- EXERCISE BRIEF
Down to the last line, the material below should be reproduced exactly.

- RECORDS FOR THE EXERCISE
◇ ◇ ◇
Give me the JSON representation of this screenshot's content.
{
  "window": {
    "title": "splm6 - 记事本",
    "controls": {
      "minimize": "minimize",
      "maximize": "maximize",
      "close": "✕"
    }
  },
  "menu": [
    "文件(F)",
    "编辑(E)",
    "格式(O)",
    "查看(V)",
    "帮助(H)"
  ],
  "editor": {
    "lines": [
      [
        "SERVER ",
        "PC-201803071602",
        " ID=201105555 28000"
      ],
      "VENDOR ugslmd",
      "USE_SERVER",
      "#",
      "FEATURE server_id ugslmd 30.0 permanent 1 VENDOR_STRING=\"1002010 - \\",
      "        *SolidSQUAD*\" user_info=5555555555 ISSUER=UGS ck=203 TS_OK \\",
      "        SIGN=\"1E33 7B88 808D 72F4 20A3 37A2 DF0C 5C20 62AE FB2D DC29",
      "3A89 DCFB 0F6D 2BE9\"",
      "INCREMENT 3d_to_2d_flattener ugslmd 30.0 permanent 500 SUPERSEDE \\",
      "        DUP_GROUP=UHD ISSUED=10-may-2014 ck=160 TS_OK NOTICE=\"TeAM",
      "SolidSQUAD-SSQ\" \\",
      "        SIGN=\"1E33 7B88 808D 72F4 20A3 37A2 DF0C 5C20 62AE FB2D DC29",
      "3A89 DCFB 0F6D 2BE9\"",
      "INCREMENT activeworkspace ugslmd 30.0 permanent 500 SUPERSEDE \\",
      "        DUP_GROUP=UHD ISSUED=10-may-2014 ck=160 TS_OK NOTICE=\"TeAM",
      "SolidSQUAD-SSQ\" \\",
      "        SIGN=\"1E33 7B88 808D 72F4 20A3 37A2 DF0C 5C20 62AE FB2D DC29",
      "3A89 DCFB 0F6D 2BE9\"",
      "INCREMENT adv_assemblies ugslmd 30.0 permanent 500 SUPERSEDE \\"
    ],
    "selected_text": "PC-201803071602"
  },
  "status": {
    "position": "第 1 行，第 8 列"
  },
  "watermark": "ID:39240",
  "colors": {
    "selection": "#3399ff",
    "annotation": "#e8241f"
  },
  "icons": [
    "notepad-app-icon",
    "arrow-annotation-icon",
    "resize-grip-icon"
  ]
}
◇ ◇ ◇
- ANSWER TO THIS EXERCISE
Give me the JSON representation of this screenshot's content.
{
  "window": {
    "title": "splm6 - 记事本",
    "controls": {
      "minimize": "minimize",
      "maximize": "maximize",
      "close": "✕"
    }
  },
  "menu": [
    "文件(F)",
    "编辑(E)",
    "格式(O)",
    "查看(V)",
    "帮助(H)"
  ],
  "editor": {
    "lines": [
      [
        "SERVER ",
        "PC-201803071602",
        " ID=201105555 28000"
      ],
      "VENDOR ugslmd",
      "USE_SERVER",
      "#",
      "FEATURE server_id ugslmd 30.0 permanent 1 VENDOR_STRING=\"1002010 - \\",
      "        *SolidSQUAD*\" user_info=5555555555 ISSUER=UGS ck=203 TS_OK \\",
      "        SIGN=\"1E33 7B88 808D 72F4 20A3 37A2 DF0C 5C20 62AE FB2D DC29",
      "3A89 DCFB 0F6D 2BE9\"",
      "INCREMENT 3d_to_2d_flattener ugslmd 30.0 permanent 500 SUPERSEDE \\",
      "        DUP_GROUP=UHD ISSUED=10-may-2014 ck=160 TS_OK NOTICE=\"TeAM",
      "SolidSQUAD-SSQ\" \\",
      "        SIGN=\"1E33 7B88 808D 72F4 20A3 37A2 DF0C 5C20 62AE FB2D DC29",
      "3A89 DCFB 0F6D 2BE9\"",
      "INCREMENT activeworkspace ugslmd 30.0 permanent 500 SUPERSEDE \\",
      "        DUP_GROUP=UHD ISSUED=10-may-2014 ck=160 TS_OK NOTICE=\"TeAM",
      "SolidSQUAD-SSQ\" \\",
      "        SIGN=\"1E33 7B88 808D 72F4 20A3 37A2 DF0C 5C20 62AE FB2D DC29",
      "3A89 DCFB 0F6D 2BE9\"",
      "INCREMENT adv_assemblies ugslmd 30.0 permanent 500 SUPERSEDE \\"
    ],
    "selected_text": "PC-201803071602"
  },
  "status": {
    "position": "第 1 行，第 8 列"
  },
  "watermark": "ID:39240",
  "colors": {
    "selection": "#3399ff",
    "annotation": "#e8241f"
  },
  "icons": [
    "notepad-app-icon",
    "arrow-annotation-icon",
    "resize-grip-icon"
  ]
}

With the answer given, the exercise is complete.